_WHAT YOU WILL DO:_ Retype each entry exactly.
************
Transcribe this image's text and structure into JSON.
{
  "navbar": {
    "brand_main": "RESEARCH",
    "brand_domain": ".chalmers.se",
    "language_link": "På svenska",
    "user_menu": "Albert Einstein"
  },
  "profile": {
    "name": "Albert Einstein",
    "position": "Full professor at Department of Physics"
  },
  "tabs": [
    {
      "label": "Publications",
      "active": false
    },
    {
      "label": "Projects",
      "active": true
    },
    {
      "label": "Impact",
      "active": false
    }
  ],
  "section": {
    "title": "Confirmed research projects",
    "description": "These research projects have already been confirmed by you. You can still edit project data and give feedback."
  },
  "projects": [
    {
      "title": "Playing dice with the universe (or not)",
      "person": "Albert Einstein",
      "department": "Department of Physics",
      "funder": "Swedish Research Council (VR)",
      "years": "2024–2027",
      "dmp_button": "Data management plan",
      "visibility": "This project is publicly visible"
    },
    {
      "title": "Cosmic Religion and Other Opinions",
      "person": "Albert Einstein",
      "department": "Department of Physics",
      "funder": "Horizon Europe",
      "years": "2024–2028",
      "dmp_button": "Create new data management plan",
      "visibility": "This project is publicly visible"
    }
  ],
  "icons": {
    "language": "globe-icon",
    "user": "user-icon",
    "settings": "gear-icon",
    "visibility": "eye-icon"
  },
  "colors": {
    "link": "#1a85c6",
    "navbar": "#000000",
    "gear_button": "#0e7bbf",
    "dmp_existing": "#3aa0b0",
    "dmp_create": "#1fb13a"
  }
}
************
_EXERCISE RESULT:_
Transcribe this image's text and structure into JSON.
{
  "navbar": {
    "brand_main": "RESEARCH",
    "brand_domain": ".chalmers.se",
    "language_link": "På svenska",
    "user_menu": "Albert Einstein"
  },
  "profile": {
    "name": "Albert Einstein",
    "position": "Full professor at Department of Physics"
  },
  "tabs": [
    {
      "label": "Publications",
      "active": false
    },
    {
      "label": "Projects",
      "active": true
    },
    {
      "label": "Impact",
      "active": false
    }
  ],
  "section": {
    "title": "Confirmed research projects",
    "description": "These research projects have already been confirmed by you. You can still edit project data and give feedback."
  },
  "projects": [
    {
      "title": "Playing dice with the universe (or not)",
      "person": "Albert Einstein",
      "department": "Department of Physics",
      "funder": "Swedish Research Council (VR)",
      "years": "2024–2027",
      "dmp_button": "Data management plan",
      "visibility": "This project is publicly visible"
    },
    {
      "title": "Cosmic Religion and Other Opinions",
      "person": "Albert Einstein",
      "department": "Department of Physics",
      "funder": "Horizon Europe",
      "years": "2024–2028",
      "dmp_button": "Create new data management plan",
      "visibility": "This project is publicly visible"
    }
  ],
  "icons": {
    "language": "globe-icon",
    "user": "user-icon",
    "settings": "gear-icon",
    "visibility": "eye-icon"
  },
  "colors": {
    "link": "#1a85c6",
    "navbar": "#000000",
    "gear_button": "#0e7bbf",
    "dmp_existing": "#3aa0b0",
    "dmp_create": "#1fb13a"
  }
}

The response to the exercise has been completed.